Even most candidates who are championing overhauling the system are taking superPAC money and grappling with the political reality they have to face if they want to win.
In a letter obtained by NPR, the Libre Initiative criticized calls made by some of the presidential candidates for mass deportation and ending birthright citizenship.
A new report by criminal defense lawyers finds judges involved in the cases of people who are unable to pay for attorneys too often put their own fingers on the scales.
Pollster and frequent NPR contributor Andy Kohut was a fierce defender of quality polling and an advocate for finding the resources to do it right in changing times. He died Tuesday at 73.
The amount of money in politics since the 2010 Citizens United decision is staggering. Hillary Clinton came out with a plan Tuesday to address it, but it's a daunting issue for a president to take on.
Saudi Arabia recently promised aid to Yemen — the country it's been bombing and blockading with U.S. help. But it didn't come through, and the United Nations is now trying to broker a deal to make it happen.
A federal judge in Kentucky has ordered the release of county clerk Kim Davis. She was jailed last week on contempt charges after she refused to issue marriage licenses to same-sex couples.
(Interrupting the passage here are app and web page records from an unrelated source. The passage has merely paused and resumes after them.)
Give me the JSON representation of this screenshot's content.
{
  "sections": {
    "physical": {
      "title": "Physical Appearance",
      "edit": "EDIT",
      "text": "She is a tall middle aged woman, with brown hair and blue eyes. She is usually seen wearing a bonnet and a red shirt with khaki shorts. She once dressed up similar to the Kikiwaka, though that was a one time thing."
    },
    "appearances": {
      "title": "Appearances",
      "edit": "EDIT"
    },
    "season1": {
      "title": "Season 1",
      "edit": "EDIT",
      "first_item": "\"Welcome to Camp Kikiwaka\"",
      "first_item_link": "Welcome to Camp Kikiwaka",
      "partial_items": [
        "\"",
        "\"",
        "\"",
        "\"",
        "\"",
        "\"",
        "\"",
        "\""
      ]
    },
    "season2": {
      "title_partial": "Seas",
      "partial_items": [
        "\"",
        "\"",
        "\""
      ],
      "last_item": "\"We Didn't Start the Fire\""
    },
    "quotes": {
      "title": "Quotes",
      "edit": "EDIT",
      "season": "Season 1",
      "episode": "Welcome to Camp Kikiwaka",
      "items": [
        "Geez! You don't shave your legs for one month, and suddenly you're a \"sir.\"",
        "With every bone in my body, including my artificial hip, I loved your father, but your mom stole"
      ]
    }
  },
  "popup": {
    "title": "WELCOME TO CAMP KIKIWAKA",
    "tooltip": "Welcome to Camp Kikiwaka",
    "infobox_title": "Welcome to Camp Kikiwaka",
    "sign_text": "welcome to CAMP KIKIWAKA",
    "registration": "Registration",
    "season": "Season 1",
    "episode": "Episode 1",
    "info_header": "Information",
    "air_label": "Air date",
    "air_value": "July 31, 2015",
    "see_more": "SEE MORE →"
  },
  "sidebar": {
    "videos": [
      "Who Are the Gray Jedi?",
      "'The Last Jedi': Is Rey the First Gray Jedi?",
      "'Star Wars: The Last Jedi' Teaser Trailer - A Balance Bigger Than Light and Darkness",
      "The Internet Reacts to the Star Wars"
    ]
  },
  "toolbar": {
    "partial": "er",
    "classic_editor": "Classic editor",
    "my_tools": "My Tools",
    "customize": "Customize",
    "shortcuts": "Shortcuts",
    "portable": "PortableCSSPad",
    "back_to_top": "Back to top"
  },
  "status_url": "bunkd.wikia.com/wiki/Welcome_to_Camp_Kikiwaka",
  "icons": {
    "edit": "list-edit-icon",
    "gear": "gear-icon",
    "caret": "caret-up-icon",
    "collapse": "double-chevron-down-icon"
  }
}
Kohut became familiar to NPR listeners as the rare pollster who never strayed from his data and independent analysis, yet shared the numbers with humor and humanity. He died Tuesday at age 73.
NPR's Audie Cornish interviews Demetrios Papademetriou, president of Migration Policy Institute Europe, for a breakdown of where the migrants are coming from and if they qualify as refugees.
Migrants crossing Hungary's border with Serbia are being held in temporary camps with few facilities, and some have tried to break out and make their own way north to Germany.
Candidates are expected to stop early and often in early primary state South Carolina. But now they're dipping deeper into the region after several states teamed to make their primaries March 1, 2016.
The former leader of the polling group that calls itself a "fact tank" had been battling a form of leukemia that his son says was first diagnosed in 2009.
Congress has to vote soon on Iran's deal to limit its nuclear program in exchange for sanctions relief. But it isn't business as usual on Capitol Hill: For starters, a "yes" vote actually means "no."
As Congress will be voting on the nuclear deal with Iran in the coming days, Morning Edition highlights lawmakers who have announced how they will vote on the deal.
The school Nutrition Association says an unintended consequence of the law is that fewer kids are buying lunches. The group is lobbying for a host of changes that would give them more flexibility.
Presidential candidates made the rounds on at Labor Day festivals, parades and picnics. For Democrats, it was a day to impress union members who can turn out voters for candidates endorsed by labor.
Congress is to take up the Iran nuclear deal and the national budget. Concerns, however, over Planned Parenthood funding may prevent Congress from coming to a consensus any time soon.
NPR's Steve Inskeep interviews the speaker of Iran's Parliament on the nuclear deal, which is under review by lawmakers in the U.S. and Iran.
During the Great Depression, up to two million Mexicans and Mexican-Americans were expelled from the U.S. Research suggests that more than half were U.S.-born citizens.
The deportation of thousands of Colombians from Venezuela and the sealing of the border is provoking chaos. Throngs of deportees are crowding into shelters, families have been separated, and the normally bustling frontier outpost of Villa del Rosario is a ghost town.